**Page and application data records:**
=== Begin Enclosure ===
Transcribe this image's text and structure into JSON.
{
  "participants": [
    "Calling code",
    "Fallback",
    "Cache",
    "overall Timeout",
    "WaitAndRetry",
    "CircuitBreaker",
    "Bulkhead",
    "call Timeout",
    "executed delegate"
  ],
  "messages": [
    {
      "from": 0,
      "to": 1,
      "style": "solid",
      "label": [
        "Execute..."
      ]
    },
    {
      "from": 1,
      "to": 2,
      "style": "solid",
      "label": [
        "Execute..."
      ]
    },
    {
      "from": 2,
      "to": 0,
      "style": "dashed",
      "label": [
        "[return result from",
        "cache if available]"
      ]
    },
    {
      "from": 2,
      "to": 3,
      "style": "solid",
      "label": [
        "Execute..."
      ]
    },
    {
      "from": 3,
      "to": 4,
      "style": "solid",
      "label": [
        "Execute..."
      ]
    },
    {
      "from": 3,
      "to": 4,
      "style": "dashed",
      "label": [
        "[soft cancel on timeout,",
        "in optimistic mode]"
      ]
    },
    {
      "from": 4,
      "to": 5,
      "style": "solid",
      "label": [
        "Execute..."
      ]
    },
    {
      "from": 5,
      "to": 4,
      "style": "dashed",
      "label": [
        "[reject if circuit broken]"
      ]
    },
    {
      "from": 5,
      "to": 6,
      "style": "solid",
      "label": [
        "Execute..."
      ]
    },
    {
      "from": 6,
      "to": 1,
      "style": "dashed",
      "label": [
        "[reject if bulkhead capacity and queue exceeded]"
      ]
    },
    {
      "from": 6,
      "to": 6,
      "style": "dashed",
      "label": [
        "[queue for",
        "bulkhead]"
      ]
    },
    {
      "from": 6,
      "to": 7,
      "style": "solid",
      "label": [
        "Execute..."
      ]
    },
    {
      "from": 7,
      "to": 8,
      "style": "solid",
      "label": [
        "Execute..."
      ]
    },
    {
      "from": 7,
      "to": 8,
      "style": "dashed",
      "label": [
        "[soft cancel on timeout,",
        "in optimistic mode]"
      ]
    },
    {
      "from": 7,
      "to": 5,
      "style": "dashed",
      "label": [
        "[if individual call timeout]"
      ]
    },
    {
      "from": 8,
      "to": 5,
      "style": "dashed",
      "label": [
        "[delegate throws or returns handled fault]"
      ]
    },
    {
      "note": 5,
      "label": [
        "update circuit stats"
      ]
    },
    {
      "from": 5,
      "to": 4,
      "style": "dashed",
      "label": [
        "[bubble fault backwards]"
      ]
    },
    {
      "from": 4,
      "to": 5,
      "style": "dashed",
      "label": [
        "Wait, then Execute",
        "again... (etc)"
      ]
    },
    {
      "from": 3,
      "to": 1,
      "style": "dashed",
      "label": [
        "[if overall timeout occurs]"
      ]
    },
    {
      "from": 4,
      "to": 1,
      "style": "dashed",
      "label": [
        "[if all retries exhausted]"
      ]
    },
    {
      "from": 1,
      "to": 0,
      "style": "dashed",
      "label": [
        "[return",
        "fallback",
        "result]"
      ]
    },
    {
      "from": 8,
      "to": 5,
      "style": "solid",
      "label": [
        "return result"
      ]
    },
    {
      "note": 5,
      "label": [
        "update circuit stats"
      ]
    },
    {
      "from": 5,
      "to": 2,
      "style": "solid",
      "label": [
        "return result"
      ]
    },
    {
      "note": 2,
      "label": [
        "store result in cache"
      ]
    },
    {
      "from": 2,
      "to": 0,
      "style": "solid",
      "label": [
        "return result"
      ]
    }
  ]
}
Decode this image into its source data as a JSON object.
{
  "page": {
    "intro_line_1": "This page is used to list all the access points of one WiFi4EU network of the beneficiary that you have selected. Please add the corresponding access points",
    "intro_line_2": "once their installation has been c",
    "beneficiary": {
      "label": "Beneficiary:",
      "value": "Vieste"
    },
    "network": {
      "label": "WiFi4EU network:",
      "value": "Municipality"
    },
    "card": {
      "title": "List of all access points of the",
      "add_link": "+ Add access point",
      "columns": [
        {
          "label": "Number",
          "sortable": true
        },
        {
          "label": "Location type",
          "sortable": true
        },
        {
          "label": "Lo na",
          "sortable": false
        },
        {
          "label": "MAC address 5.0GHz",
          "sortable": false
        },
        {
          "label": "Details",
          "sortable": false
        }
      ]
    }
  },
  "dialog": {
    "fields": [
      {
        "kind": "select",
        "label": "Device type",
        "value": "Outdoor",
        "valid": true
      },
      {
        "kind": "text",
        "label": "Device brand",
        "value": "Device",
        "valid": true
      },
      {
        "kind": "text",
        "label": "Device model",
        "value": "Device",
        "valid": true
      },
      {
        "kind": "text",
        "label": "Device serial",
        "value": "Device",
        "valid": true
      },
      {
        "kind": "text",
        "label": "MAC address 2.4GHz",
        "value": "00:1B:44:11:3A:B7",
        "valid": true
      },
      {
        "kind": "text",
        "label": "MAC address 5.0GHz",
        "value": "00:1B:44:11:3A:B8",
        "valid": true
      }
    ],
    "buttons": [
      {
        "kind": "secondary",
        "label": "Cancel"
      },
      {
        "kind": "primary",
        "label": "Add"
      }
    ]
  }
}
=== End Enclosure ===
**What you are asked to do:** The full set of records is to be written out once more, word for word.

**Exercise answer:**
Transcribe this image's text and structure into JSON.
{
  "participants": [
    "Calling code",
    "Fallback",
    "Cache",
    "overall Timeout",
    "WaitAndRetry",
    "CircuitBreaker",
    "Bulkhead",
    "call Timeout",
    "executed delegate"
  ],
  "messages": [
    {
      "from": 0,
      "to": 1,
      "style": "solid",
      "label": [
        "Execute..."
      ]
    },
    {
      "from": 1,
      "to": 2,
      "style": "solid",
      "label": [
        "Execute..."
      ]
    },
    {
      "from": 2,
      "to": 0,
      "style": "dashed",
      "label": [
        "[return result from",
        "cache if available]"
      ]
    },
    {
      "from": 2,
      "to": 3,
      "style": "solid",
      "label": [
        "Execute..."
      ]
    },
    {
      "from": 3,
      "to": 4,
      "style": "solid",
      "label": [
        "Execute..."
      ]
    },
    {
      "from": 3,
      "to": 4,
      "style": "dashed",
      "label": [
        "[soft cancel on timeout,",
        "in optimistic mode]"
      ]
    },
    {
      "from": 4,
      "to": 5,
      "style": "solid",
      "label": [
        "Execute..."
      ]
    },
    {
      "from": 5,
      "to": 4,
      "style": "dashed",
      "label": [
        "[reject if circuit broken]"
      ]
    },
    {
      "from": 5,
      "to": 6,
      "style": "solid",
      "label": [
        "Execute..."
      ]
    },
    {
      "from": 6,
      "to": 1,
      "style": "dashed",
      "label": [
        "[reject if bulkhead capacity and queue exceeded]"
      ]
    },
    {
      "from": 6,
      "to": 6,
      "style": "dashed",
      "label": [
        "[queue for",
        "bulkhead]"
      ]
    },
    {
      "from": 6,
      "to": 7,
      "style": "solid",
      "label": [
        "Execute..."
      ]
    },
    {
      "from": 7,
      "to": 8,
      "style": "solid",
      "label": [
        "Execute..."
      ]
    },
    {
      "from": 7,
      "to": 8,
      "style": "dashed",
      "label": [
        "[soft cancel on timeout,",
        "in optimistic mode]"
      ]
    },
    {
      "from": 7,
      "to": 5,
      "style": "dashed",
      "label": [
        "[if individual call timeout]"
      ]
    },
    {
      "from": 8,
      "to": 5,
      "style": "dashed",
      "label": [
        "[delegate throws or returns handled fault]"
      ]
    },
    {
      "note": 5,
      "label": [
        "update circuit stats"
      ]
    },
    {
      "from": 5,
      "to": 4,
      "style": "dashed",
      "label": [
        "[bubble fault backwards]"
      ]
    },
    {
      "from": 4,
      "to": 5,
      "style": "dashed",
      "label": [
        "Wait, then Execute",
        "again... (etc)"
      ]
    },
    {
      "from": 3,
      "to": 1,
      "style": "dashed",
      "label": [
        "[if overall timeout occurs]"
      ]
    },
    {
      "from": 4,
      "to": 1,
      "style": "dashed",
      "label": [
        "[if all retries exhausted]"
      ]
    },
    {
      "from": 1,
      "to": 0,
      "style": "dashed",
      "label": [
        "[return",
        "fallback",
        "result]"
      ]
    },
    {
      "from": 8,
      "to": 5,
      "style": "solid",
      "label": [
        "return result"
      ]
    },
    {
      "note": 5,
      "label": [
        "update circuit stats"
      ]
    },
    {
      "from": 5,
      "to": 2,
      "style": "solid",
      "label": [
        "return result"
      ]
    },
    {
      "note": 2,
      "label": [
        "store result in cache"
      ]
    },
    {
      "from": 2,
      "to": 0,
      "style": "solid",
      "label": [
        "return result"
      ]
    }
  ]
}
Decode this image into its source data as a JSON object.
{
  "page": {
    "intro_line_1": "This page is used to list all the access points of one WiFi4EU network of the beneficiary that you have selected. Please add the corresponding access points",
    "intro_line_2": "once their installation has been c",
    "beneficiary": {
      "label": "Beneficiary:",
      "value": "Vieste"
    },
    "network": {
      "label": "WiFi4EU network:",
      "value": "Municipality"
    },
    "card": {
      "title": "List of all access points of the",
      "add_link": "+ Add access point",
      "columns": [
        {
          "label": "Number",
          "sortable": true
        },
        {
          "label": "Location type",
          "sortable": true
        },
        {
          "label": "Lo na",
          "sortable": false
        },
        {
          "label": "MAC address 5.0GHz",
          "sortable": false
        },
        {
          "label": "Details",
          "sortable": false
        }
      ]
    }
  },
  "dialog": {
    "fields": [
      {
        "kind": "select",
        "label": "Device type",
        "value": "Outdoor",
        "valid": true
      },
      {
        "kind": "text",
        "label": "Device brand",
        "value": "Device",
        "valid": true
      },
      {
        "kind": "text",
        "label": "Device model",
        "value": "Device",
        "valid": true
      },
      {
        "kind": "text",
        "label": "Device serial",
        "value": "Device",
        "valid": true
      },
      {
        "kind": "text",
        "label": "MAC address 2.4GHz",
        "value": "00:1B:44:11:3A:B7",
        "valid": true
      },
      {
        "kind": "text",
        "label": "MAC address 5.0GHz",
        "value": "00:1B:44:11:3A:B8",
        "valid": true
      }
    ],
    "buttons": [
      {
        "kind": "secondary",
        "label": "Cancel"
      },
      {
        "kind": "primary",
        "label": "Add"
      }
    ]
  }
}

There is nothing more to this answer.